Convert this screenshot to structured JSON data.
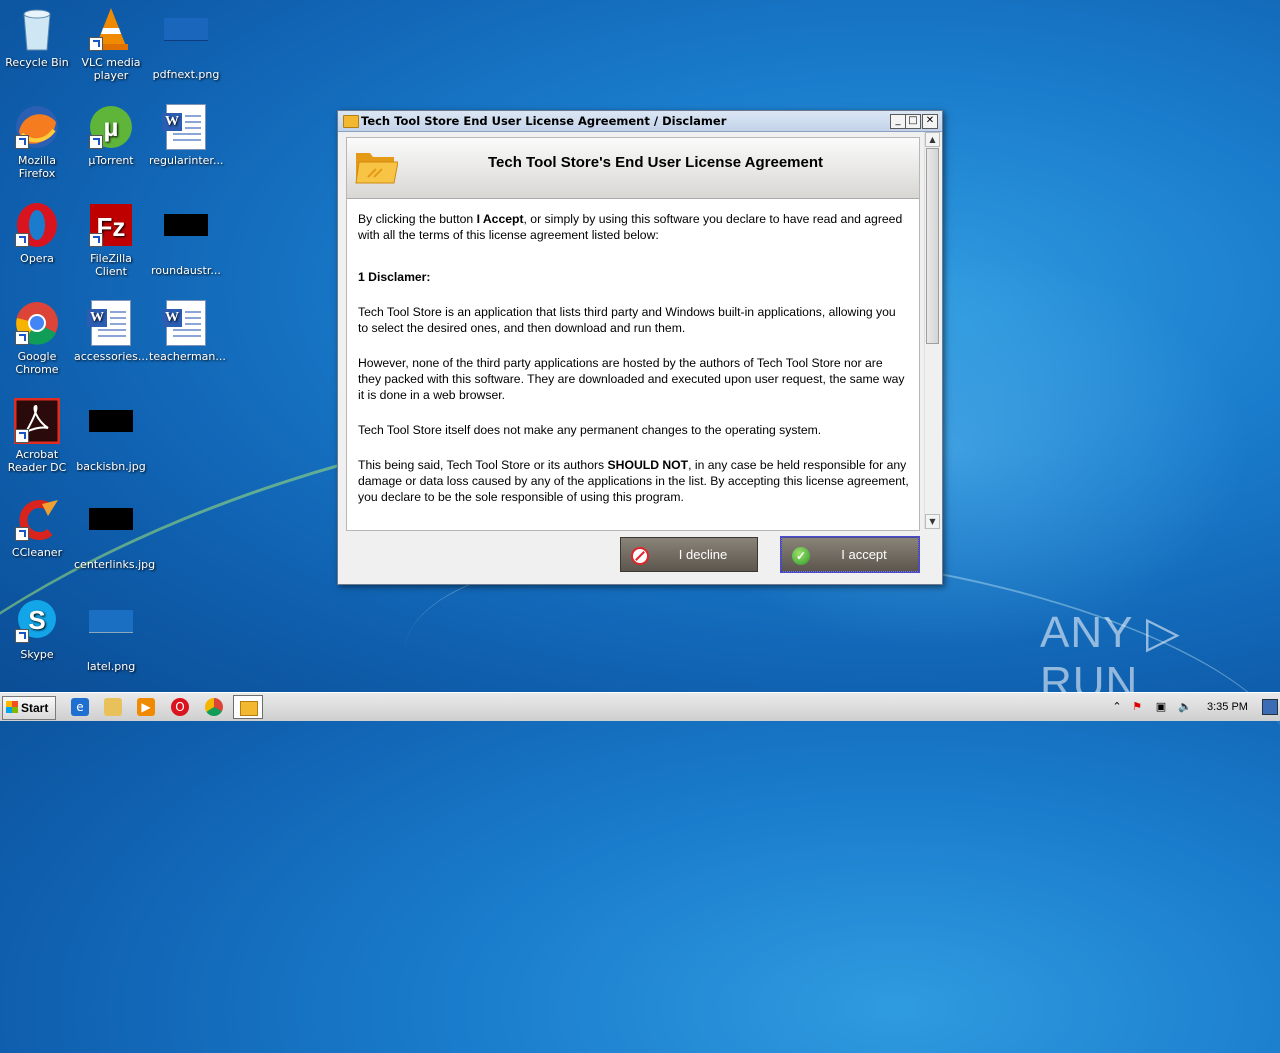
{
  "desktop": {
    "icons": [
      {
        "label": "Recycle Bin"
      },
      {
        "label": "VLC media player"
      },
      {
        "label": "pdfnext.png"
      },
      {
        "label": "Mozilla Firefox"
      },
      {
        "label": "µTorrent"
      },
      {
        "label": "regularinter..."
      },
      {
        "label": "Opera"
      },
      {
        "label": "FileZilla Client"
      },
      {
        "label": "roundaustr..."
      },
      {
        "label": "Google Chrome"
      },
      {
        "label": "accessories..."
      },
      {
        "label": "teacherman..."
      },
      {
        "label": "Acrobat Reader DC"
      },
      {
        "label": "backisbn.jpg"
      },
      {
        "label": "CCleaner"
      },
      {
        "label": "centerlinks.jpg"
      },
      {
        "label": "Skype"
      },
      {
        "label": "latel.png"
      }
    ]
  },
  "window": {
    "title": "Tech Tool Store End User License Agreement / Disclamer",
    "controls": {
      "minimize": "_",
      "maximize": "□",
      "close": "✕"
    },
    "header_title": "Tech Tool Store's End User License Agreement",
    "intro_pre": "By clicking the button ",
    "intro_bold": "I Accept",
    "intro_post": ", or simply by using this software you declare to have read and agreed with all the terms of this license agreement listed below:",
    "section_title": "1 Disclamer:",
    "para1": "Tech Tool Store is an application that lists third party and Windows built-in applications, allowing you to select the desired ones, and then download and run them.",
    "para2": "However, none of the third party applications are hosted by the authors of Tech Tool Store nor are they packed with this software. They are downloaded and executed upon user request, the same way it is done in a web browser.",
    "para3": "Tech Tool Store itself does not make any permanent changes to the operating system.",
    "para4_pre": "This being said, Tech Tool Store or its authors ",
    "para4_bold": "SHOULD NOT",
    "para4_post": ", in any case be held responsible for any damage or data loss caused by any of the applications in the list. By accepting this license agreement, you declare to be the sole responsible of using this program.",
    "decline_label": "I decline",
    "accept_label": "I accept"
  },
  "taskbar": {
    "start_label": "Start",
    "clock": "3:35 PM"
  },
  "watermark": "ANY ▷ RUN"
}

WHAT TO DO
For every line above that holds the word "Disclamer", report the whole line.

RESPONSE BELOW
    "title": "Tech Tool Store End User License Agreement / Disclamer",
    "section_title": "1 Disclamer:",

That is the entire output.